a Memorial Sloan Kettering Cancer Center, New York, New York

b Azienda Unità Sanitaria Locale della Romagna, Ravenna, Italy

c Chao Family Comprehensive Cancer Center, University of California Irvine School of Medicine, Orange, California

d University of Colorado Cancer Center, Aurora, Colorado

Corresponding author. Address for correspondence: Alexander Drilon, MD, Thoracic Oncology Service and Developmental Therapeutics, Memorial Sloan Kettering Cancer Center, 300 E. 66th St., New York, NY, 10065.

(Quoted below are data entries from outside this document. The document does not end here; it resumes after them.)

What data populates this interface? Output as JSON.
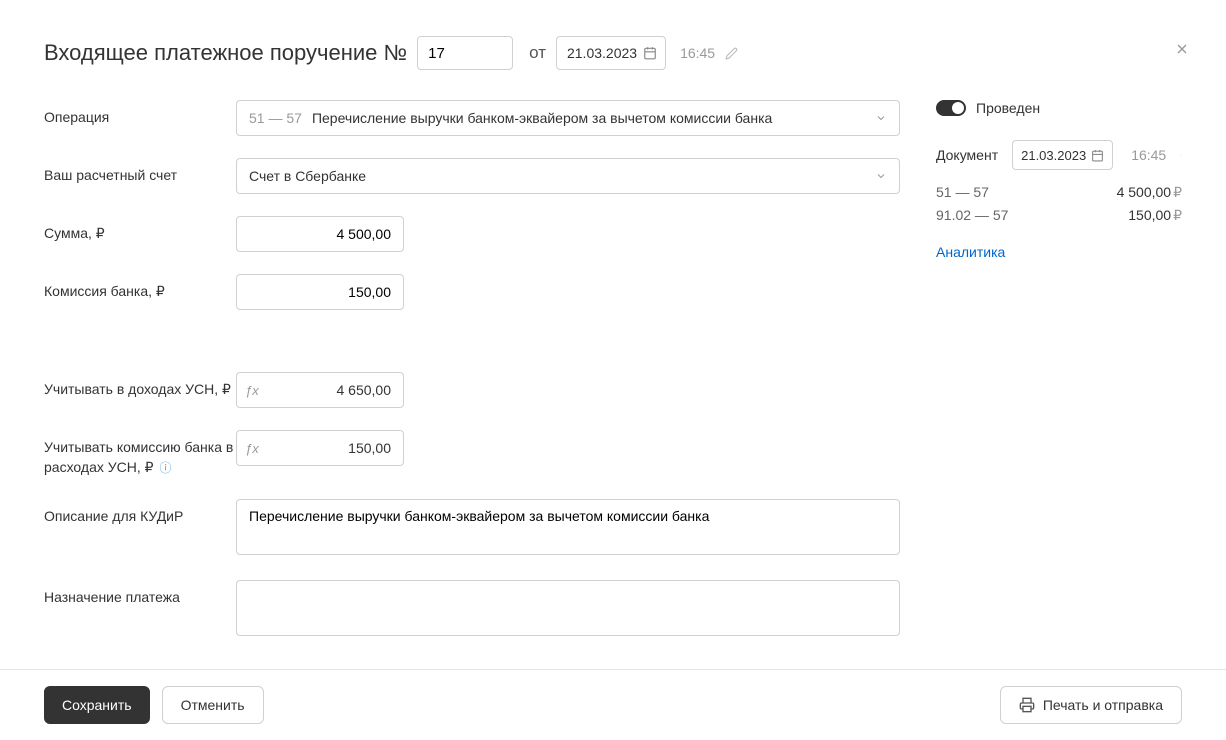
{
  "header": {
    "title": "Входящее платежное поручение №",
    "number": "17",
    "from_label": "от",
    "date": "21.03.2023",
    "time": "16:45"
  },
  "form": {
    "operation": {
      "label": "Операция",
      "code": "51 — 57",
      "text": "Перечисление выручки банком-эквайером за вычетом комиссии банка"
    },
    "account": {
      "label": "Ваш расчетный счет",
      "value": "Счет в Сбербанке"
    },
    "amount": {
      "label": "Сумма, ₽",
      "value": "4 500,00"
    },
    "commission": {
      "label": "Комиссия банка, ₽",
      "value": "150,00"
    },
    "usn_income": {
      "label": "Учитывать в доходах УСН, ₽",
      "value": "4 650,00"
    },
    "usn_expense": {
      "label": "Учитывать комиссию банка в расходах УСН, ₽",
      "value": "150,00"
    },
    "kudir": {
      "label": "Описание для КУДиР",
      "value": "Перечисление выручки банком-эквайером за вычетом комиссии банка"
    },
    "purpose": {
      "label": "Назначение платежа",
      "value": ""
    }
  },
  "side": {
    "posted_label": "Проведен",
    "doc_label": "Документ",
    "doc_date": "21.03.2023",
    "doc_time": "16:45",
    "entries": [
      {
        "code": "51 — 57",
        "amount": "4 500,00"
      },
      {
        "code": "91.02 — 57",
        "amount": "150,00"
      }
    ],
    "analytics": "Аналитика"
  },
  "footer": {
    "save": "Сохранить",
    "cancel": "Отменить",
    "print": "Печать и отправка"
  },
  "currency": "₽",
  "fx": "ƒx"
}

Disclosure: Dr. Ou is a consultant for Pfizer, Roche/Genentech/Chugai, AstraZeneca, and Boehringer Ingelheim and has received speaker honoraria from Roche/Genentech, AstraZeneca, and Boehringer Ingelheim. Dr. Camidge has received honoraria from Pfizer and Eli Lilly. The remaining authors declare no conflict of interest.